Building resources for the 21st centuryWalk through the spacious Learning Commons, and you will quickly discover NNU is serious about academic inquiry. The new 57,000-square-foot facility is dedicated to assisting students as they learn and educators as they teach.
The multifunctional Learning Commons houses the John E. Riley Library’s traditional print collections and has a variety of study spaces designed to address different learning needs; it offers group study rooms, cozy window-seat niches, a quiet reading room, testing rooms, an instructional lab and computer workstations. There’s even The Bean, NNC’s soda shop of the 40s and 50s, revisioned as a new campus coffee shop available to befriend early birds and night owls during their study sessions.
Students will no longer have to traverse campus to access technology and media assistance, academic coaching or peer tutoring. The Learning Commons is now home to most academic service units of the university, including the following partners: Center for Academic Success and Advising, Center for Online and Blended Learning, Information Technology, Technology and Media Resources, Library, and University Archives. The Commons will also be home to the growing NNU Doceo- Center for innovation in teaching and learning.
Please join us in dedicating and celebrating the opening of the Leah Peterson Learning Commons. The following dates and times have been set aside to recognize this moment and provide students, alumni and friends the chance to familiarize themselves with the new building and its services.
Leah Peterson Learning Commons Dedication Ceremony
October 9, 4:30 p.m.
(Building will be open for tours)
Homecoming: Building Tours
November 7, 2:00-3:30 p.m.
November 8, 11:00 a.m.-3:30 p.m.
Homecoming: Centennial Time Capsule Ceremony
November 7, 3:30 p.m.
Learning Commons Partners Reunion Brunch
November 8, 8:30-10:30 a.m.
All current and former employees of the Learning Commons partners (see list above) are invited. For additional information or to RSVP, contact firstname.lastname@example.org.
What’s in a name?
A native Idaho teacher, Mrs. Leah (Webster) Peterson spent one year at NNC—earning her teaching certificate in 1928—but for her it was enough time to receive an impression she would carry her entire life. After her death in 2007, she honored NNU with a gift of $7 million, signifying the impact that NNU made on her life and her long-held passion for Christian education. Her generosity began the building process for the Leah Peterson Learning Commons—a state-of-the-art academic facility that includes an expanded library and a myriad of technology resources.
After leaving NNC in 1928, Peterson began teaching in a one-room schoolhouse in the isolated Salmon River backcountry of Idaho. She married fellow educator Chester Peterson in 1930, and the couple moved to Alaska in 1939 to continue teaching.
Throughout her 42 years of service with the Anchorage School System, Peterson’s vocations included elementary school teacher, remedial reading specialist, supervisor, curriculum coordinator, elementary director and principal. She wrote a social science textbook, “This is Alaska,” which was adopted by the state of Alaska for use throughout the state.

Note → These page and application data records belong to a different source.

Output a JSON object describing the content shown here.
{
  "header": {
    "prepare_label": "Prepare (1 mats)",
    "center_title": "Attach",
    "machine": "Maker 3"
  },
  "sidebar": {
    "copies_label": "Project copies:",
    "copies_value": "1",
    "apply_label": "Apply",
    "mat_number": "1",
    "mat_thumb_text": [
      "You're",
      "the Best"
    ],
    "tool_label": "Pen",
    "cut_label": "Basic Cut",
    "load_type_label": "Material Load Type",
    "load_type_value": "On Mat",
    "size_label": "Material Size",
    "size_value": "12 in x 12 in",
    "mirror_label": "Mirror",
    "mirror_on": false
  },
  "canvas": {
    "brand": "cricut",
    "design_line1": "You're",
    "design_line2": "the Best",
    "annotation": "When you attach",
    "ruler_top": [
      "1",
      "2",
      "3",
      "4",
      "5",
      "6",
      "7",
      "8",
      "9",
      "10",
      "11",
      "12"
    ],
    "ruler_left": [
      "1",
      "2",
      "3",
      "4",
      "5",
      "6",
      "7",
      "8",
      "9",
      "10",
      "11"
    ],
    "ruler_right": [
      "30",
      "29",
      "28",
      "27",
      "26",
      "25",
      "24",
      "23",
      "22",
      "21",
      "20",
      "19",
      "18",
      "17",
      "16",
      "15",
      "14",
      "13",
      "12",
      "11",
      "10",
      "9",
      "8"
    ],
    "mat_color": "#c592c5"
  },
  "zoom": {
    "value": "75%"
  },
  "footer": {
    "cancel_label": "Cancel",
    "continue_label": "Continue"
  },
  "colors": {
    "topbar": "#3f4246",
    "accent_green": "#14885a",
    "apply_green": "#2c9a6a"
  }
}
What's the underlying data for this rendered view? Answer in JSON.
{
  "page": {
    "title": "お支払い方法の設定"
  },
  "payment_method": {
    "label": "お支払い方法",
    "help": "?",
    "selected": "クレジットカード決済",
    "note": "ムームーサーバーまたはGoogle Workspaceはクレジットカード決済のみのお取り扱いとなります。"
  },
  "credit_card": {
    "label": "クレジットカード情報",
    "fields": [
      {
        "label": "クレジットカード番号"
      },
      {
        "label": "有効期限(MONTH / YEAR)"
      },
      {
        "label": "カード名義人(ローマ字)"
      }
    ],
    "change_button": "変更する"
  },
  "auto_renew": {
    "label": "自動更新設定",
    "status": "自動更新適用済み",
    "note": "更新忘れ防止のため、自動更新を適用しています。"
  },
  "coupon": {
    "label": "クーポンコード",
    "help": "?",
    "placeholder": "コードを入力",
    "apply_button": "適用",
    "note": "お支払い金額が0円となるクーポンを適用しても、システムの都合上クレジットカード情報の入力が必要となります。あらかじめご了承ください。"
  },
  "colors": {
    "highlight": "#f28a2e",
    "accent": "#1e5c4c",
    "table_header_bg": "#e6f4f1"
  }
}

Continuing the legacy
Since its dedication in 1966, the John E. Riley Library—named for NNU’s longest-serving president—has stood as an academic cornerstone and testimony to the man who valued ministry and Christian higher education enough to dedicate his life to serving both.
John E. Riley graduated with honors from Eastern Nazarene College (ENC), earned a master’s in theology from Boston University and was awarded a Doctor of Divinity from ENC. He moved to Nampa, Idaho in 1944; for eight years, he pastored College Church of the Nazarene and taught philosophy and theology at the neighboring college. In 1952 he was elected president of NNC and spent the next 21 years in that role.
During his years as president, the student body grew, the number of faculty with advanced degrees increased, the academic component of the college was strengthened and a dozen new buildings either were built or saw substantial structural additions. Dr. Riley worked hard to maintain student-administration relations during difficult decades and inspired confidence in those who worked with him.